**What is being asked**
Say how many of the lines below hold "Atselnms", writing the number and nothing more.

**Source material**
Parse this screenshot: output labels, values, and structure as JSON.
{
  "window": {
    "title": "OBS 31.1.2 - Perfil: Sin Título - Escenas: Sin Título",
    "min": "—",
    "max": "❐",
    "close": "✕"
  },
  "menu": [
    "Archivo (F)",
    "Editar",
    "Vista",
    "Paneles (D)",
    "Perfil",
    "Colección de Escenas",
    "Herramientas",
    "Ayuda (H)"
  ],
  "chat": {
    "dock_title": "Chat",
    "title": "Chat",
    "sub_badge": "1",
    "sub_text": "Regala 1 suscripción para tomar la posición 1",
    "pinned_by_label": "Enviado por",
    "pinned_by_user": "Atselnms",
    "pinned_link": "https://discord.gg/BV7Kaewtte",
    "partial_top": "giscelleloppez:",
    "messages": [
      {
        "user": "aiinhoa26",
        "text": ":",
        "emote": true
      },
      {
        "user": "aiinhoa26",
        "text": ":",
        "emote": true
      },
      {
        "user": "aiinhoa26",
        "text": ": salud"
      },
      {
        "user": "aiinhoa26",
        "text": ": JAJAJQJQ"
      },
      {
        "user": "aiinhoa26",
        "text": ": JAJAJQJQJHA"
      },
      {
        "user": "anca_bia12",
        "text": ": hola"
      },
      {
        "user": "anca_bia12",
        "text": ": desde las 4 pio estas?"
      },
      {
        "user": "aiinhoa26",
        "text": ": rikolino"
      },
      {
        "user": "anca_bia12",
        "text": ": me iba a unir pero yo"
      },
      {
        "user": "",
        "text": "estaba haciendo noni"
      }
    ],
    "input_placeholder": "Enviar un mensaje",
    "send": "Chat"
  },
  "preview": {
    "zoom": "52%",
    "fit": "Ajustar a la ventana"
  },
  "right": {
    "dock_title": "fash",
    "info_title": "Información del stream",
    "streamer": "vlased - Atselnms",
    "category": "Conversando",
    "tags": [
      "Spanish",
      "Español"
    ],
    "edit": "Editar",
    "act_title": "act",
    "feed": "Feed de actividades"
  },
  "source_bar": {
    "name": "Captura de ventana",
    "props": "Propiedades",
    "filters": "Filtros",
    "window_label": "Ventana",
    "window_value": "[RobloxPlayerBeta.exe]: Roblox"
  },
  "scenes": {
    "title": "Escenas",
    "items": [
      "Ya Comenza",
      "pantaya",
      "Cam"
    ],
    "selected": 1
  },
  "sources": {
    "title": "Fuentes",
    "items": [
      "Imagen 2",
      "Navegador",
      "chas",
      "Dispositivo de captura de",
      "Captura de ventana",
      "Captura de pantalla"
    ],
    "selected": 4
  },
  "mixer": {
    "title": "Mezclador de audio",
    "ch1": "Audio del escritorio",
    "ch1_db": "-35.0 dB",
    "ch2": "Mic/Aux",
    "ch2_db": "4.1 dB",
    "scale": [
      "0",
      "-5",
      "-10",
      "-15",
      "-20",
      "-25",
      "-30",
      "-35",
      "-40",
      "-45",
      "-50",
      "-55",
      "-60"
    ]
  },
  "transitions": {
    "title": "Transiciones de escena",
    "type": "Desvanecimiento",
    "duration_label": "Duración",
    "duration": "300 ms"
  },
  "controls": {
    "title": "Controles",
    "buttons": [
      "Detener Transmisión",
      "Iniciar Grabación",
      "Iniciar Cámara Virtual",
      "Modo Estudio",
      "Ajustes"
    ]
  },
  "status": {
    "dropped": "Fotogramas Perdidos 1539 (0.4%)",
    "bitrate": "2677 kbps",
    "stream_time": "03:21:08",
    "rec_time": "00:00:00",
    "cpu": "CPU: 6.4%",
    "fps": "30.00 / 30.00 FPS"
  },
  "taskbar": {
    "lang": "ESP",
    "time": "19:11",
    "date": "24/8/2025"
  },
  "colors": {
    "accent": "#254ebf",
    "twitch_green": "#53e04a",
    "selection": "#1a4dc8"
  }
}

**Completed task**
2